→ Materials provided
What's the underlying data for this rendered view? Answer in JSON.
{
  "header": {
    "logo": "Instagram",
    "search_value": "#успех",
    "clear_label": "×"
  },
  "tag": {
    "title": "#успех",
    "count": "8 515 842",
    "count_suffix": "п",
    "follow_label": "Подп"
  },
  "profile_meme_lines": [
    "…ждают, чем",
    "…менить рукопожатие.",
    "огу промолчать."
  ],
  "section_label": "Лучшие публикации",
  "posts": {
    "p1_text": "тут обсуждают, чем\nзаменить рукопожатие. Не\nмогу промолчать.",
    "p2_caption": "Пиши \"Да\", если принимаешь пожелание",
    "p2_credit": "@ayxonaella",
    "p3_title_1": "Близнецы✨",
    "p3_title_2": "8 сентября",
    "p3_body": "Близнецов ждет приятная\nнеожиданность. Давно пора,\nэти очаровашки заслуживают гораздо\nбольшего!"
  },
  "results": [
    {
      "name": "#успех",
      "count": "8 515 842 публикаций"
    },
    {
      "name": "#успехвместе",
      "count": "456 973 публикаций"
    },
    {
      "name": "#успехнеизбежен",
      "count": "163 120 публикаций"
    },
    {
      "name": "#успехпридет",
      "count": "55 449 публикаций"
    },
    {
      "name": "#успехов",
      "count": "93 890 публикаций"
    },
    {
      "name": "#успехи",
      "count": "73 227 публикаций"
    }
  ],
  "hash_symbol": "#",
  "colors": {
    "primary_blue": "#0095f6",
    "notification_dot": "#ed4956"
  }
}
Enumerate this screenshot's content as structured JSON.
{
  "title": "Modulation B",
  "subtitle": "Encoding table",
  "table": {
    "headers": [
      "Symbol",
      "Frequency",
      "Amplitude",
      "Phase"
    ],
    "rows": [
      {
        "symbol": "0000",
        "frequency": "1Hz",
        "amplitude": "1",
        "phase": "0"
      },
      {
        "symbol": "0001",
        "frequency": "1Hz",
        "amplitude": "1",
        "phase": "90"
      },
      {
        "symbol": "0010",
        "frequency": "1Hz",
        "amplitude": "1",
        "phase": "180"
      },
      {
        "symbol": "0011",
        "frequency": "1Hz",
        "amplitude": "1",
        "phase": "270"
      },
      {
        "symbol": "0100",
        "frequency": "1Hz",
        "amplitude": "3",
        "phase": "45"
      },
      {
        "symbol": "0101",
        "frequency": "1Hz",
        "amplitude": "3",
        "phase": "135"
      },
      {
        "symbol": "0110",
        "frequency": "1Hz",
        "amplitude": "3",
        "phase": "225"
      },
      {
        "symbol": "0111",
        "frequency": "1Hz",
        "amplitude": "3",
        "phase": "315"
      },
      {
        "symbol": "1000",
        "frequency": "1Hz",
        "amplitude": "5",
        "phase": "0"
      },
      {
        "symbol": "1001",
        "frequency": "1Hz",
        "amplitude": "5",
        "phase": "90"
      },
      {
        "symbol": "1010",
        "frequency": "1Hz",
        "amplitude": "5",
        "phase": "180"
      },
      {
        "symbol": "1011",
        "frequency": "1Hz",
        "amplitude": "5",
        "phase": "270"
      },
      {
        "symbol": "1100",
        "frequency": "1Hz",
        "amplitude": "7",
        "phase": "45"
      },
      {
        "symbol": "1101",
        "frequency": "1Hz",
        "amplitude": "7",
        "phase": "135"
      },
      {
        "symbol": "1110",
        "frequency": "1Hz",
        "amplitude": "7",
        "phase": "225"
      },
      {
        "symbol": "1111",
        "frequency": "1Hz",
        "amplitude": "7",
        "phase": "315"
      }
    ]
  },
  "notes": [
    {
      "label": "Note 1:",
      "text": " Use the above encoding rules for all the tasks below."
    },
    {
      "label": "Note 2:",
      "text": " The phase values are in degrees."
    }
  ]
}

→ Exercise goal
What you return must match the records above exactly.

→ Result of the exercise
What's the underlying data for this rendered view? Answer in JSON.
{
  "header": {
    "logo": "Instagram",
    "search_value": "#успех",
    "clear_label": "×"
  },
  "tag": {
    "title": "#успех",
    "count": "8 515 842",
    "count_suffix": "п",
    "follow_label": "Подп"
  },
  "profile_meme_lines": [
    "…ждают, чем",
    "…менить рукопожатие.",
    "огу промолчать."
  ],
  "section_label": "Лучшие публикации",
  "posts": {
    "p1_text": "тут обсуждают, чем\nзаменить рукопожатие. Не\nмогу промолчать.",
    "p2_caption": "Пиши \"Да\", если принимаешь пожелание",
    "p2_credit": "@ayxonaella",
    "p3_title_1": "Близнецы✨",
    "p3_title_2": "8 сентября",
    "p3_body": "Близнецов ждет приятная\nнеожиданность. Давно пора,\nэти очаровашки заслуживают гораздо\nбольшего!"
  },
  "results": [
    {
      "name": "#успех",
      "count": "8 515 842 публикаций"
    },
    {
      "name": "#успехвместе",
      "count": "456 973 публикаций"
    },
    {
      "name": "#успехнеизбежен",
      "count": "163 120 публикаций"
    },
    {
      "name": "#успехпридет",
      "count": "55 449 публикаций"
    },
    {
      "name": "#успехов",
      "count": "93 890 публикаций"
    },
    {
      "name": "#успехи",
      "count": "73 227 публикаций"
    }
  ],
  "hash_symbol": "#",
  "colors": {
    "primary_blue": "#0095f6",
    "notification_dot": "#ed4956"
  }
}
Enumerate this screenshot's content as structured JSON.
{
  "title": "Modulation B",
  "subtitle": "Encoding table",
  "table": {
    "headers": [
      "Symbol",
      "Frequency",
      "Amplitude",
      "Phase"
    ],
    "rows": [
      {
        "symbol": "0000",
        "frequency": "1Hz",
        "amplitude": "1",
        "phase": "0"
      },
      {
        "symbol": "0001",
        "frequency": "1Hz",
        "amplitude": "1",
        "phase": "90"
      },
      {
        "symbol": "0010",
        "frequency": "1Hz",
        "amplitude": "1",
        "phase": "180"
      },
      {
        "symbol": "0011",
        "frequency": "1Hz",
        "amplitude": "1",
        "phase": "270"
      },
      {
        "symbol": "0100",
        "frequency": "1Hz",
        "amplitude": "3",
        "phase": "45"
      },
      {
        "symbol": "0101",
        "frequency": "1Hz",
        "amplitude": "3",
        "phase": "135"
      },
      {
        "symbol": "0110",
        "frequency": "1Hz",
        "amplitude": "3",
        "phase": "225"
      },
      {
        "symbol": "0111",
        "frequency": "1Hz",
        "amplitude": "3",
        "phase": "315"
      },
      {
        "symbol": "1000",
        "frequency": "1Hz",
        "amplitude": "5",
        "phase": "0"
      },
      {
        "symbol": "1001",
        "frequency": "1Hz",
        "amplitude": "5",
        "phase": "90"
      },
      {
        "symbol": "1010",
        "frequency": "1Hz",
        "amplitude": "5",
        "phase": "180"
      },
      {
        "symbol": "1011",
        "frequency": "1Hz",
        "amplitude": "5",
        "phase": "270"
      },
      {
        "symbol": "1100",
        "frequency": "1Hz",
        "amplitude": "7",
        "phase": "45"
      },
      {
        "symbol": "1101",
        "frequency": "1Hz",
        "amplitude": "7",
        "phase": "135"
      },
      {
        "symbol": "1110",
        "frequency": "1Hz",
        "amplitude": "7",
        "phase": "225"
      },
      {
        "symbol": "1111",
        "frequency": "1Hz",
        "amplitude": "7",
        "phase": "315"
      }
    ]
  },
  "notes": [
    {
      "label": "Note 1:",
      "text": " Use the above encoding rules for all the tasks below."
    },
    {
      "label": "Note 2:",
      "text": " The phase values are in degrees."
    }
  ]
}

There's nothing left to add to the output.